[We Need to Talk About Lynne Ramsay] Léon meets Drive with Animé-like blood-thirst. In my world, and for my money, Joaquin Phoenix is the actor the film-world can't ever lose. The emperor of underrated actors. Sorry Day Lewis, you won't be missed. Hopefully someone will employ its eyes to see this performance and recognize this guy as one of the top 5 actors working now. Lynne's directing? Shiiiit, I'm with her FL ♥
Not, sadly, a riposte to 2010's I'M STILL HERE, but instead a fascinating collaboration between director, actor and composer. I still find Phoenix to be an almost excruciatingly self-conscious actor, and the story is nothing new, but her take on what is essentially a genre film is what makes Ramsay such a special filmmaker. I would love to see her tackle a musical or some sci-fi. Or hell, a comedy.

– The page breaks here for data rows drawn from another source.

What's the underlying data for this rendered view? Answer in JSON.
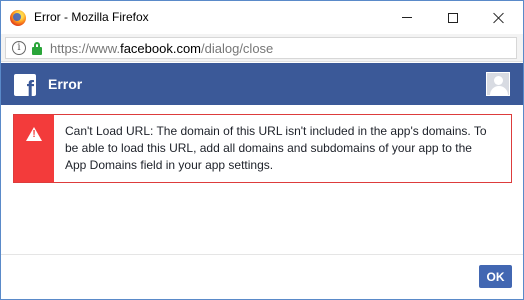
{
  "window": {
    "title": "Error - Mozilla Firefox",
    "icon": "firefox-icon"
  },
  "urlbar": {
    "prefix": "https://www.",
    "domain": "facebook.com",
    "path": "/dialog/close",
    "icons": [
      "info-icon",
      "lock-icon"
    ]
  },
  "dialog": {
    "title": "Error",
    "icon": "facebook-logo-icon"
  },
  "error": {
    "icon": "warning-icon",
    "line1": "Can't Load URL: The domain of this URL isn't included in the app's domains. To",
    "line2": "be able to load this URL, add all domains and subdomains of your app to the",
    "line3": "App Domains field in your app settings."
  },
  "footer": {
    "ok_label": "OK"
  },
  "colors": {
    "fb_blue": "#3b5998",
    "error_red": "#f33b3b",
    "button_blue": "#4267b2"
  }
}
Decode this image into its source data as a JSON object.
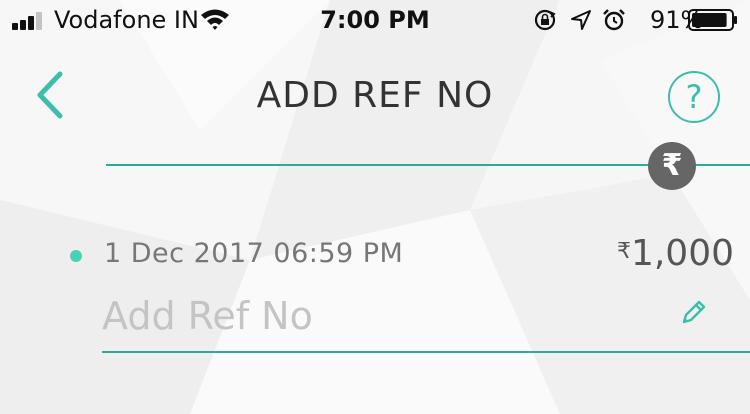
{
  "status_bar": {
    "carrier": "Vodafone IN",
    "time": "7:00 PM",
    "battery_percent": "91%",
    "signal_bars_filled": 3,
    "signal_bars_total": 4,
    "battery_level": 0.91,
    "icons": [
      "signal-icon",
      "wifi-icon",
      "orientation-lock-icon",
      "location-arrow-icon",
      "alarm-icon",
      "battery-icon"
    ]
  },
  "header": {
    "title": "ADD REF NO",
    "back_icon": "chevron-left-icon",
    "help_glyph": "?"
  },
  "badge": {
    "currency_glyph": "₹"
  },
  "transaction": {
    "datetime": "1 Dec 2017 06:59 PM",
    "currency_symbol": "₹",
    "amount": "1,000",
    "ref_value": "",
    "ref_placeholder": "Add Ref No",
    "edit_icon": "pencil-icon"
  },
  "colors": {
    "accent": "#3dbdac",
    "divider": "#30a999",
    "status_dot": "#4ccfb8",
    "badge_bg": "#666666"
  }
}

Ramsay slows down the chaos of We Need to Talk About Kevin while keeping its subjectivity for a story of trauma—like its hero, her camera keeps catching details that resonate. She excels at the art of murder, but whether the film transcends the idea of aestheticized violence to find a social/psychological context is a more open question, at least until the end, which has something to say about hero narratives.
Un cuándo menos llamativo trabajo de la directora Lynne Ramsay, el cuál pareciera la consecuencia de una noche de sexo casual entre TAXI DRIVER y EL PERFECTO ASESINO. A pesar del buen entendimiento entre la cineasta y su protagonista, el resultado peca de estilizado en exceso. Sin embargo, aunque no puede evitar el cliché de "historia de chico malo pero de buen corazón," se deja ver sin mayores remordimientos.
A masterpiece made by the great Lynne Ramsay. About a hitman who is hired by a senator to track down his missing daughter, Ramsay's film is a brutal & disturbing thriller that is aesthetically daring & dramatically profound. It's able to capture the zeitgeist perfectly & it is unafraid to depict modern America's mass corruption and exploitation that pervades our nation. [cont.]
Enigmatic and haunting portrait of a man in free fall where every genre trope is messed with and turned upside down. What could have been a "by-the-numbers" vigilante movie is by Ransey transformed into something like a fever dream where we don't really know what is real or part of a damaged psyche. Diffficult viewing but worth your time and effort.
Ramsay has crafted a deep psychological adaptation of the Ames novel in which the viewer even has to question their own experience and interpretation of the events unfolding due to the mental anguish of the lead character who is an unreliable narrator at best. Anchored by a magnificent performance by Phoenix and amazing editing (especially sound) and score (by Greenwood). The abrupt ending works in films favour.